**Work task**. Your task is to return the listing below word for word, without any of its images.

─── Records to use ───

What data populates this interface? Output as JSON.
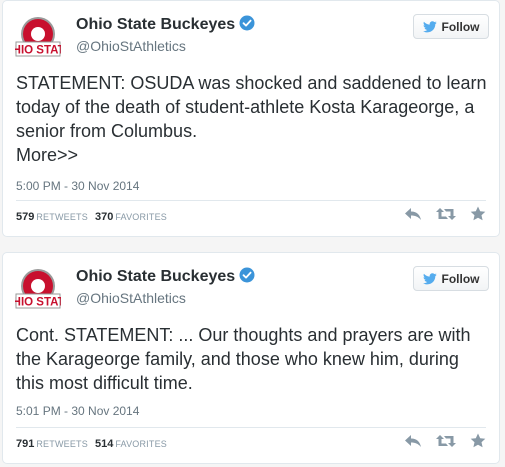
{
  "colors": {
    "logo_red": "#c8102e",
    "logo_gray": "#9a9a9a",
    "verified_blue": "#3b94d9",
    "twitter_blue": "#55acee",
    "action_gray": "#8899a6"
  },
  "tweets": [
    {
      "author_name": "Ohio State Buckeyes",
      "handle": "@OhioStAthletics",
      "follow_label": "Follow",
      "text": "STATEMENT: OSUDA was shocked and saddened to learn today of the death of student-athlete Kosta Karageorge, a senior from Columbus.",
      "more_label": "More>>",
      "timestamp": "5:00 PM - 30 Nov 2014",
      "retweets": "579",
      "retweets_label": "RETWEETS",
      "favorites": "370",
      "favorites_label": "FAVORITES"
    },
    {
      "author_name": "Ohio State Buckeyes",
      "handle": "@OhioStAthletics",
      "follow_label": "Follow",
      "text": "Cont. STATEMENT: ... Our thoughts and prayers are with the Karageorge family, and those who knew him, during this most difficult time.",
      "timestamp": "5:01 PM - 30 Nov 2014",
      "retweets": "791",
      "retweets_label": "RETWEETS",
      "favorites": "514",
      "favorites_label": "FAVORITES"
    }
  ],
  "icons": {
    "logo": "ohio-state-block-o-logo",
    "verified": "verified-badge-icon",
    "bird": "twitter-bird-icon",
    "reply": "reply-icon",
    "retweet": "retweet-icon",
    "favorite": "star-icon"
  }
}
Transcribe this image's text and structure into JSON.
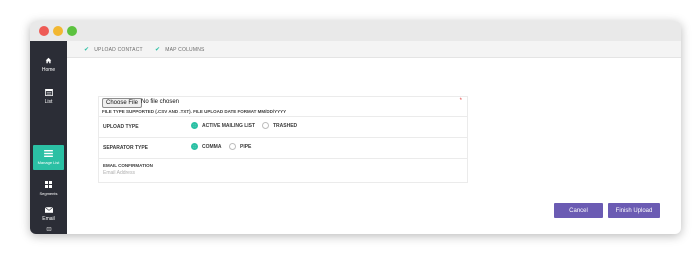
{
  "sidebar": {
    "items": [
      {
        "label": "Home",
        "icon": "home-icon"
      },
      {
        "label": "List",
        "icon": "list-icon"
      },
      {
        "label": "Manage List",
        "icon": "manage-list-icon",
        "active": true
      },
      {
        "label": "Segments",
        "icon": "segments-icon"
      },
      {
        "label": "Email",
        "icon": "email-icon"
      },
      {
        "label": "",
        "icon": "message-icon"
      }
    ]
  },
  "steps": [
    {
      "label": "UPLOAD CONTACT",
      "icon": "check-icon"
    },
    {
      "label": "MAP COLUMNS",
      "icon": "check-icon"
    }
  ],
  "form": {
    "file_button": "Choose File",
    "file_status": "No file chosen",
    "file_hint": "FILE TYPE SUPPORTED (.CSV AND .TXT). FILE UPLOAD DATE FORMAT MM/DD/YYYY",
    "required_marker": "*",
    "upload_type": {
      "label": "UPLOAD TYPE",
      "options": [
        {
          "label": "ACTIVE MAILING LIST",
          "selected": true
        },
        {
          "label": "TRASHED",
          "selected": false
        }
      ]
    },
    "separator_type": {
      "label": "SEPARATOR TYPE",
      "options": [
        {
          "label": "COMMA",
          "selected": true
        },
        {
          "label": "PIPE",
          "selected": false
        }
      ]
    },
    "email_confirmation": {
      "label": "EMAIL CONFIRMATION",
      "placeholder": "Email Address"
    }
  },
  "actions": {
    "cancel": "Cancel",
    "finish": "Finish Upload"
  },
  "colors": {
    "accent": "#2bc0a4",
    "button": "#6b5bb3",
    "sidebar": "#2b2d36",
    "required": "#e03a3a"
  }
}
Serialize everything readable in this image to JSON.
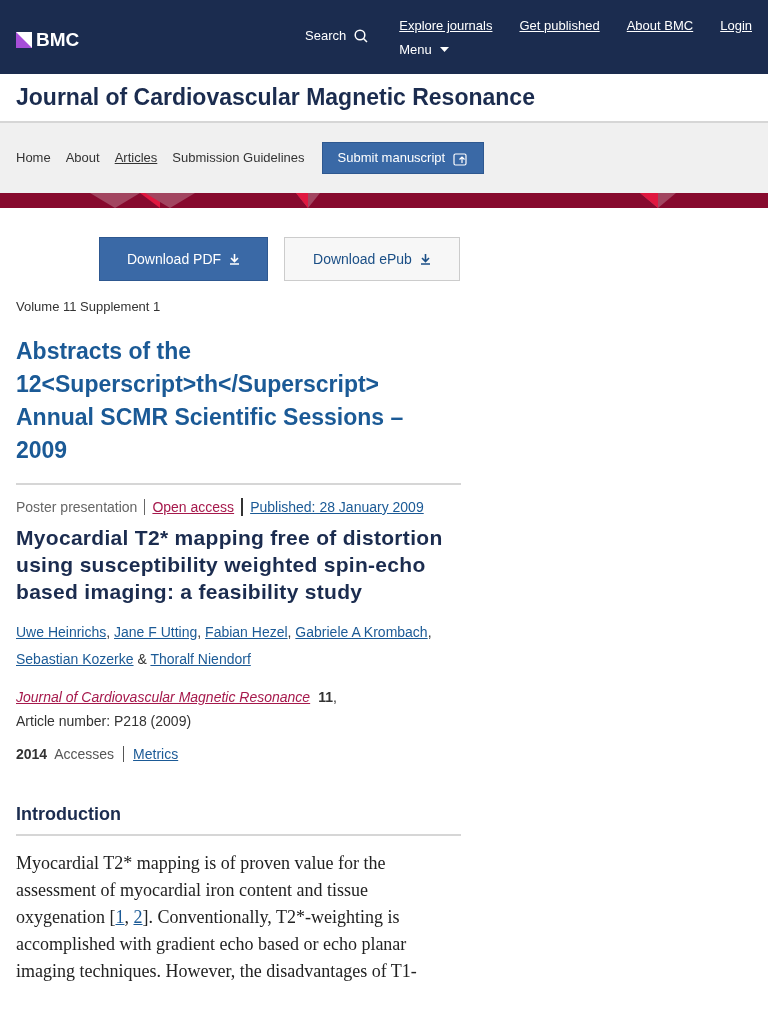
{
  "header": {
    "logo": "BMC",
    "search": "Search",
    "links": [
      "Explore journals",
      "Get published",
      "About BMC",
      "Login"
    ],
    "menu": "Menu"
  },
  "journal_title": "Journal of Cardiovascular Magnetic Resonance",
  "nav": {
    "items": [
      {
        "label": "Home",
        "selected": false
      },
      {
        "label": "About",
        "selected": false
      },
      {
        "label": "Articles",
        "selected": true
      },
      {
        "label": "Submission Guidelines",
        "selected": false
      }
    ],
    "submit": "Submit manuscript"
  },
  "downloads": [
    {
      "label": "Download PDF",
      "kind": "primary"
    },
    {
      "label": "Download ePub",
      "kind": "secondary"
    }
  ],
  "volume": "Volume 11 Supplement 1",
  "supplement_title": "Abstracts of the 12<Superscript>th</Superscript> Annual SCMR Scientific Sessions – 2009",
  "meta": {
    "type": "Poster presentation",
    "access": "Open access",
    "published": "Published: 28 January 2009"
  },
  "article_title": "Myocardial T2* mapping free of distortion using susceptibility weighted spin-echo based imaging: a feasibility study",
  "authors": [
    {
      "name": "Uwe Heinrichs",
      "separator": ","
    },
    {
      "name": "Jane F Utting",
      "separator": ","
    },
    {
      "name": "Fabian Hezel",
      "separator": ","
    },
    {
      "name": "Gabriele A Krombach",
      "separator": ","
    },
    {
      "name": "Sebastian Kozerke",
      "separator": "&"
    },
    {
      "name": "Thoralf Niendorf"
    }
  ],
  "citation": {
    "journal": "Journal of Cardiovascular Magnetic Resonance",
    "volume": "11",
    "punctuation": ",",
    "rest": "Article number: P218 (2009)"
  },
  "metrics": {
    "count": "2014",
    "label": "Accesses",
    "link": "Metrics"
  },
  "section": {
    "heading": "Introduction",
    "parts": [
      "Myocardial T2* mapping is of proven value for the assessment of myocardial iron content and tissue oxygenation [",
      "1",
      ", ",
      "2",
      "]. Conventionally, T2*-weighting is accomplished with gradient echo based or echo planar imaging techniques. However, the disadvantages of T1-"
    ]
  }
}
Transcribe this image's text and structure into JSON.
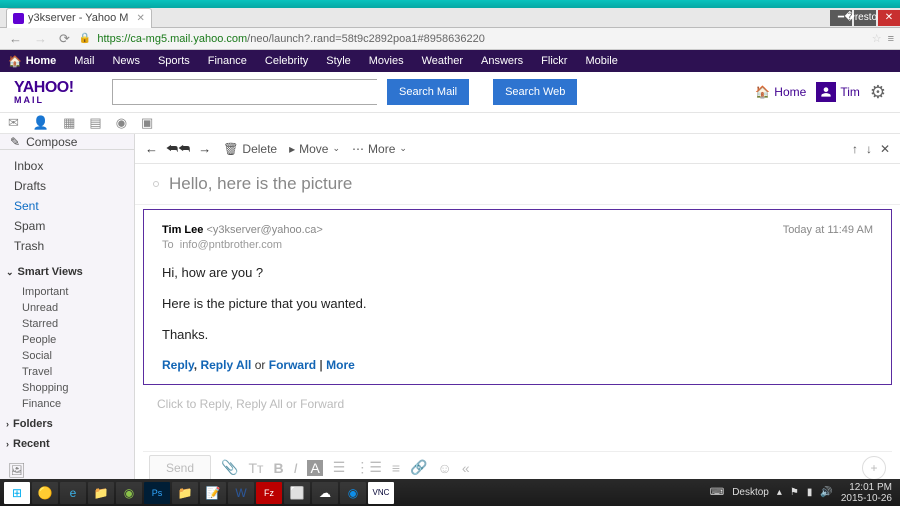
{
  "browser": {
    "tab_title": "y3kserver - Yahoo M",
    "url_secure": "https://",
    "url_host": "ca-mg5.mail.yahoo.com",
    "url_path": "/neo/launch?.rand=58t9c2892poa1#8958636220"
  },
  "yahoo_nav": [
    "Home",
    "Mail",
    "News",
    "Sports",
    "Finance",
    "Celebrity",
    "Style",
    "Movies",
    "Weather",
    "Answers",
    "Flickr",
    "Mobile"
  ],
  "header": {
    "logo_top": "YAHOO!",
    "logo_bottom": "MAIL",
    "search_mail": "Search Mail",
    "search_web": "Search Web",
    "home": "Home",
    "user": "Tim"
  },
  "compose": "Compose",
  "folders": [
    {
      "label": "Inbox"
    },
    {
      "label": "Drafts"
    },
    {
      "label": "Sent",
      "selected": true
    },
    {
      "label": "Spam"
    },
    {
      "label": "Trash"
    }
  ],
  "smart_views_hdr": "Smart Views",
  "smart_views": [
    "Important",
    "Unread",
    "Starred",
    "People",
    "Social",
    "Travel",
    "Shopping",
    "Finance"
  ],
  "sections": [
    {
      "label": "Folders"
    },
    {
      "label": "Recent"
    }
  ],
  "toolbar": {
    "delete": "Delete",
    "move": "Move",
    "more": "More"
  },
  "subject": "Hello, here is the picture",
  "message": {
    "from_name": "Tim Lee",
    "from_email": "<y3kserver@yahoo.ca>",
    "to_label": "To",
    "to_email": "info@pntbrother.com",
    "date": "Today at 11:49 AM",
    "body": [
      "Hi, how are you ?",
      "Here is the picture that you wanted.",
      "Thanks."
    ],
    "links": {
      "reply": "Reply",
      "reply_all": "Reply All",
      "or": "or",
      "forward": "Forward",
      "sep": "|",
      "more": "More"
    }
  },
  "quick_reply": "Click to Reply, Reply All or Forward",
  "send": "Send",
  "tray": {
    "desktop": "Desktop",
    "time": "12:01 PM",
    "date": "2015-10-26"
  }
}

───

**Response to the exercise**.
What data populates this interface? Output as JSON.
{
  "colors": {
    "logo_red": "#c8102e",
    "logo_gray": "#9a9a9a",
    "verified_blue": "#3b94d9",
    "twitter_blue": "#55acee",
    "action_gray": "#8899a6"
  },
  "tweets": [
    {
      "author_name": "Ohio State Buckeyes",
      "handle": "@OhioStAthletics",
      "follow_label": "Follow",
      "text": "STATEMENT: OSUDA was shocked and saddened to learn today of the death of student-athlete Kosta Karageorge, a senior from Columbus.",
      "more_label": "More>>",
      "timestamp": "5:00 PM - 30 Nov 2014",
      "retweets": "579",
      "retweets_label": "RETWEETS",
      "favorites": "370",
      "favorites_label": "FAVORITES"
    },
    {
      "author_name": "Ohio State Buckeyes",
      "handle": "@OhioStAthletics",
      "follow_label": "Follow",
      "text": "Cont. STATEMENT: ... Our thoughts and prayers are with the Karageorge family, and those who knew him, during this most difficult time.",
      "timestamp": "5:01 PM - 30 Nov 2014",
      "retweets": "791",
      "retweets_label": "RETWEETS",
      "favorites": "514",
      "favorites_label": "FAVORITES"
    }
  ],
  "icons": {
    "logo": "ohio-state-block-o-logo",
    "verified": "verified-badge-icon",
    "bird": "twitter-bird-icon",
    "reply": "reply-icon",
    "retweet": "retweet-icon",
    "favorite": "star-icon"
  }
}
Transcribe this image's text and structure into JSON.
{
  "sidebar": {
    "items": [
      {
        "label": "Home",
        "icon": "home-icon"
      },
      {
        "label": "List",
        "icon": "list-icon"
      },
      {
        "label": "Manage List",
        "icon": "manage-list-icon",
        "active": true
      },
      {
        "label": "Segments",
        "icon": "segments-icon"
      },
      {
        "label": "Email",
        "icon": "email-icon"
      },
      {
        "label": "",
        "icon": "message-icon"
      }
    ]
  },
  "steps": [
    {
      "label": "UPLOAD CONTACT",
      "icon": "check-icon"
    },
    {
      "label": "MAP COLUMNS",
      "icon": "check-icon"
    }
  ],
  "form": {
    "file_button": "Choose File",
    "file_status": "No file chosen",
    "file_hint": "FILE TYPE SUPPORTED (.CSV AND .TXT). FILE UPLOAD DATE FORMAT MM/DD/YYYY",
    "required_marker": "*",
    "upload_type": {
      "label": "UPLOAD TYPE",
      "options": [
        {
          "label": "ACTIVE MAILING LIST",
          "selected": true
        },
        {
          "label": "TRASHED",
          "selected": false
        }
      ]
    },
    "separator_type": {
      "label": "SEPARATOR TYPE",
      "options": [
        {
          "label": "COMMA",
          "selected": true
        },
        {
          "label": "PIPE",
          "selected": false
        }
      ]
    },
    "email_confirmation": {
      "label": "EMAIL CONFIRMATION",
      "placeholder": "Email Address"
    }
  },
  "actions": {
    "cancel": "Cancel",
    "finish": "Finish Upload"
  },
  "colors": {
    "accent": "#2bc0a4",
    "button": "#6b5bb3",
    "sidebar": "#2b2d36",
    "required": "#e03a3a"
  }
}
Serialize everything readable in this image to JSON.
{
  "header": {
    "logo": "BMC",
    "search": "Search",
    "links": [
      "Explore journals",
      "Get published",
      "About BMC",
      "Login"
    ],
    "menu": "Menu"
  },
  "journal_title": "Journal of Cardiovascular Magnetic Resonance",
  "nav": {
    "items": [
      {
        "label": "Home",
        "selected": false
      },
      {
        "label": "About",
        "selected": false
      },
      {
        "label": "Articles",
        "selected": true
      },
      {
        "label": "Submission Guidelines",
        "selected": false
      }
    ],
    "submit": "Submit manuscript"
  },
  "downloads": [
    {
      "label": "Download PDF",
      "kind": "primary"
    },
    {
      "label": "Download ePub",
      "kind": "secondary"
    }
  ],
  "volume": "Volume 11 Supplement 1",
  "supplement_title": "Abstracts of the 12<Superscript>th</Superscript> Annual SCMR Scientific Sessions – 2009",
  "meta": {
    "type": "Poster presentation",
    "access": "Open access",
    "published": "Published: 28 January 2009"
  },
  "article_title": "Myocardial T2* mapping free of distortion using susceptibility weighted spin-echo based imaging: a feasibility study",
  "authors": [
    {
      "name": "Uwe Heinrichs",
      "separator": ","
    },
    {
      "name": "Jane F Utting",
      "separator": ","
    },
    {
      "name": "Fabian Hezel",
      "separator": ","
    },
    {
      "name": "Gabriele A Krombach",
      "separator": ","
    },
    {
      "name": "Sebastian Kozerke",
      "separator": "&"
    },
    {
      "name": "Thoralf Niendorf"
    }
  ],
  "citation": {
    "journal": "Journal of Cardiovascular Magnetic Resonance",
    "volume": "11",
    "punctuation": ",",
    "rest": "Article number: P218 (2009)"
  },
  "metrics": {
    "count": "2014",
    "label": "Accesses",
    "link": "Metrics"
  },
  "section": {
    "heading": "Introduction",
    "parts": [
      "Myocardial T2* mapping is of proven value for the assessment of myocardial iron content and tissue oxygenation [",
      "1",
      ", ",
      "2",
      "]. Conventionally, T2*-weighting is accomplished with gradient echo based or echo planar imaging techniques. However, the disadvantages of T1-"
    ]
  }
}
Transcribe this image's text and structure into JSON.
{
  "browser": {
    "tab_title": "y3kserver - Yahoo M",
    "url_secure": "https://",
    "url_host": "ca-mg5.mail.yahoo.com",
    "url_path": "/neo/launch?.rand=58t9c2892poa1#8958636220"
  },
  "yahoo_nav": [
    "Home",
    "Mail",
    "News",
    "Sports",
    "Finance",
    "Celebrity",
    "Style",
    "Movies",
    "Weather",
    "Answers",
    "Flickr",
    "Mobile"
  ],
  "header": {
    "logo_top": "YAHOO!",
    "logo_bottom": "MAIL",
    "search_mail": "Search Mail",
    "search_web": "Search Web",
    "home": "Home",
    "user": "Tim"
  },
  "compose": "Compose",
  "folders": [
    {
      "label": "Inbox"
    },
    {
      "label": "Drafts"
    },
    {
      "label": "Sent",
      "selected": true
    },
    {
      "label": "Spam"
    },
    {
      "label": "Trash"
    }
  ],
  "smart_views_hdr": "Smart Views",
  "smart_views": [
    "Important",
    "Unread",
    "Starred",
    "People",
    "Social",
    "Travel",
    "Shopping",
    "Finance"
  ],
  "sections": [
    {
      "label": "Folders"
    },
    {
      "label": "Recent"
    }
  ],
  "toolbar": {
    "delete": "Delete",
    "move": "Move",
    "more": "More"
  },
  "subject": "Hello, here is the picture",
  "message": {
    "from_name": "Tim Lee",
    "from_email": "<y3kserver@yahoo.ca>",
    "to_label": "To",
    "to_email": "info@pntbrother.com",
    "date": "Today at 11:49 AM",
    "body": [
      "Hi, how are you ?",
      "Here is the picture that you wanted.",
      "Thanks."
    ],
    "links": {
      "reply": "Reply",
      "reply_all": "Reply All",
      "or": "or",
      "forward": "Forward",
      "sep": "|",
      "more": "More"
    }
  },
  "quick_reply": "Click to Reply, Reply All or Forward",
  "send": "Send",
  "tray": {
    "desktop": "Desktop",
    "time": "12:01 PM",
    "date": "2015-10-26"
  }
}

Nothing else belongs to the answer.